EXERCISE PROMPT - The records below are to be copied word for word, with every picture left out.

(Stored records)
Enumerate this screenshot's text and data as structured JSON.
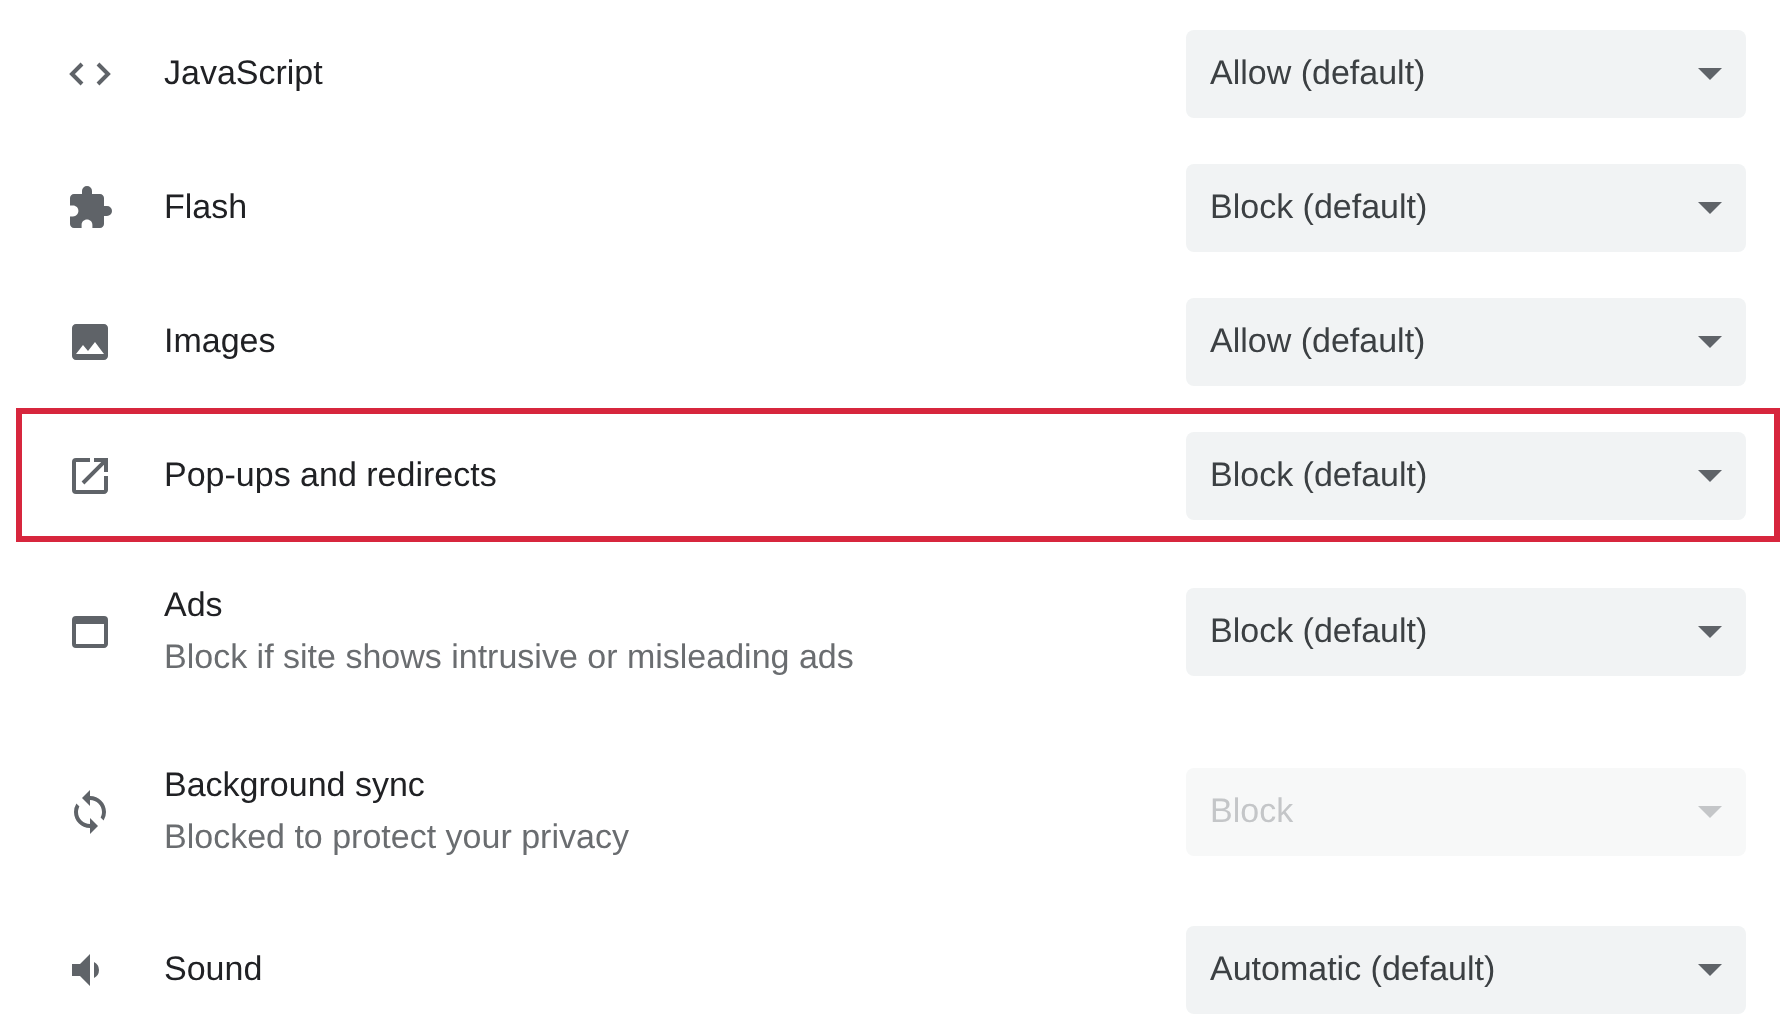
{
  "settings": [
    {
      "label": "JavaScript",
      "value": "Allow (default)",
      "disabled": false,
      "highlighted": false
    },
    {
      "label": "Flash",
      "value": "Block (default)",
      "disabled": false,
      "highlighted": false
    },
    {
      "label": "Images",
      "value": "Allow (default)",
      "disabled": false,
      "highlighted": false
    },
    {
      "label": "Pop-ups and redirects",
      "value": "Block (default)",
      "disabled": false,
      "highlighted": true
    },
    {
      "label": "Ads",
      "description": "Block if site shows intrusive or misleading ads",
      "value": "Block (default)",
      "disabled": false,
      "highlighted": false
    },
    {
      "label": "Background sync",
      "description": "Blocked to protect your privacy",
      "value": "Block",
      "disabled": true,
      "highlighted": false
    },
    {
      "label": "Sound",
      "value": "Automatic (default)",
      "disabled": false,
      "highlighted": false
    }
  ]
}
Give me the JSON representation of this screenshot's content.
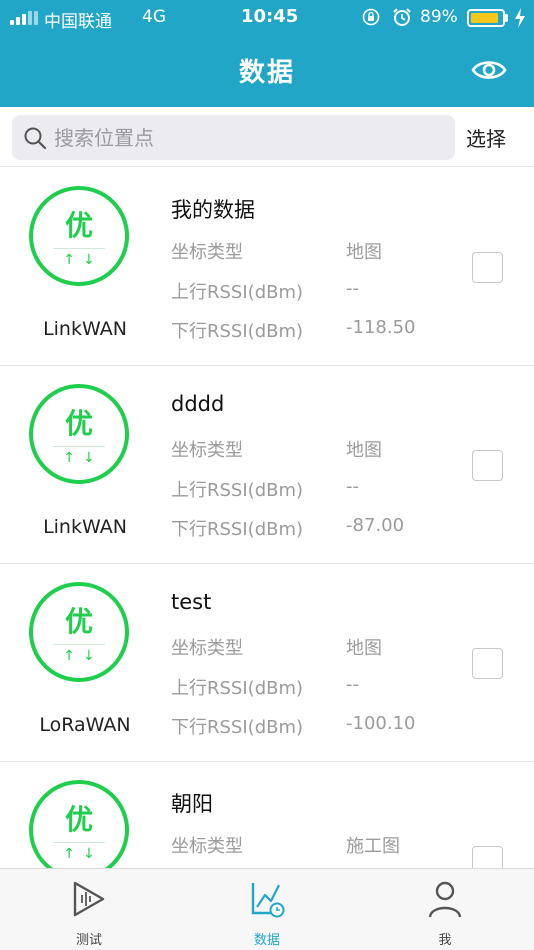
{
  "status": {
    "carrier": "中国联通",
    "network": "4G",
    "time": "10:45",
    "battery_percent": 89,
    "battery_label": "89%",
    "icons": [
      "signal-icon",
      "lock-rotation-icon",
      "alarm-icon",
      "battery-icon",
      "charging-bolt-icon"
    ]
  },
  "header": {
    "title": "数据",
    "action_icon": "eye-icon"
  },
  "search": {
    "placeholder": "搜索位置点",
    "value": "",
    "select_label": "选择"
  },
  "colors": {
    "primary": "#22a6c8",
    "grade_green": "#1fce4d",
    "battery_yellow": "#f7c81b"
  },
  "items": [
    {
      "name": "我的数据",
      "grade": "优",
      "arrows": "↑↓",
      "protocol": "LinkWAN",
      "coord_label": "坐标类型",
      "coord_value": "地图",
      "up_label": "上行RSSI(dBm)",
      "up_value": "--",
      "down_label": "下行RSSI(dBm)",
      "down_value": "-118.50"
    },
    {
      "name": "dddd",
      "grade": "优",
      "arrows": "↑↓",
      "protocol": "LinkWAN",
      "coord_label": "坐标类型",
      "coord_value": "地图",
      "up_label": "上行RSSI(dBm)",
      "up_value": "--",
      "down_label": "下行RSSI(dBm)",
      "down_value": "-87.00"
    },
    {
      "name": "test",
      "grade": "优",
      "arrows": "↑↓",
      "protocol": "LoRaWAN",
      "coord_label": "坐标类型",
      "coord_value": "地图",
      "up_label": "上行RSSI(dBm)",
      "up_value": "--",
      "down_label": "下行RSSI(dBm)",
      "down_value": "-100.10"
    },
    {
      "name": "朝阳",
      "grade": "优",
      "arrows": "↑↓",
      "protocol": "",
      "coord_label": "坐标类型",
      "coord_value": "施工图",
      "up_label": "",
      "up_value": "",
      "down_label": "",
      "down_value": ""
    }
  ],
  "tabs": [
    {
      "label": "测试",
      "icon": "play-test-icon",
      "active": false
    },
    {
      "label": "数据",
      "icon": "chart-clock-icon",
      "active": true
    },
    {
      "label": "我",
      "icon": "person-icon",
      "active": false
    }
  ]
}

SOLUTION -
Enumerate this screenshot's text and data as structured JSON.
{
  "settings": [
    {
      "label": "JavaScript",
      "value": "Allow (default)",
      "disabled": false,
      "highlighted": false
    },
    {
      "label": "Flash",
      "value": "Block (default)",
      "disabled": false,
      "highlighted": false
    },
    {
      "label": "Images",
      "value": "Allow (default)",
      "disabled": false,
      "highlighted": false
    },
    {
      "label": "Pop-ups and redirects",
      "value": "Block (default)",
      "disabled": false,
      "highlighted": true
    },
    {
      "label": "Ads",
      "description": "Block if site shows intrusive or misleading ads",
      "value": "Block (default)",
      "disabled": false,
      "highlighted": false
    },
    {
      "label": "Background sync",
      "description": "Blocked to protect your privacy",
      "value": "Block",
      "disabled": true,
      "highlighted": false
    },
    {
      "label": "Sound",
      "value": "Automatic (default)",
      "disabled": false,
      "highlighted": false
    }
  ]
}
Give me the JSON representation of this screenshot's content.
{
  "status": {
    "carrier": "中国联通",
    "network": "4G",
    "time": "10:45",
    "battery_percent": 89,
    "battery_label": "89%",
    "icons": [
      "signal-icon",
      "lock-rotation-icon",
      "alarm-icon",
      "battery-icon",
      "charging-bolt-icon"
    ]
  },
  "header": {
    "title": "数据",
    "action_icon": "eye-icon"
  },
  "search": {
    "placeholder": "搜索位置点",
    "value": "",
    "select_label": "选择"
  },
  "colors": {
    "primary": "#22a6c8",
    "grade_green": "#1fce4d",
    "battery_yellow": "#f7c81b"
  },
  "items": [
    {
      "name": "我的数据",
      "grade": "优",
      "arrows": "↑↓",
      "protocol": "LinkWAN",
      "coord_label": "坐标类型",
      "coord_value": "地图",
      "up_label": "上行RSSI(dBm)",
      "up_value": "--",
      "down_label": "下行RSSI(dBm)",
      "down_value": "-118.50"
    },
    {
      "name": "dddd",
      "grade": "优",
      "arrows": "↑↓",
      "protocol": "LinkWAN",
      "coord_label": "坐标类型",
      "coord_value": "地图",
      "up_label": "上行RSSI(dBm)",
      "up_value": "--",
      "down_label": "下行RSSI(dBm)",
      "down_value": "-87.00"
    },
    {
      "name": "test",
      "grade": "优",
      "arrows": "↑↓",
      "protocol": "LoRaWAN",
      "coord_label": "坐标类型",
      "coord_value": "地图",
      "up_label": "上行RSSI(dBm)",
      "up_value": "--",
      "down_label": "下行RSSI(dBm)",
      "down_value": "-100.10"
    },
    {
      "name": "朝阳",
      "grade": "优",
      "arrows": "↑↓",
      "protocol": "",
      "coord_label": "坐标类型",
      "coord_value": "施工图",
      "up_label": "",
      "up_value": "",
      "down_label": "",
      "down_value": ""
    }
  ],
  "tabs": [
    {
      "label": "测试",
      "icon": "play-test-icon",
      "active": false
    },
    {
      "label": "数据",
      "icon": "chart-clock-icon",
      "active": true
    },
    {
      "label": "我",
      "icon": "person-icon",
      "active": false
    }
  ]
}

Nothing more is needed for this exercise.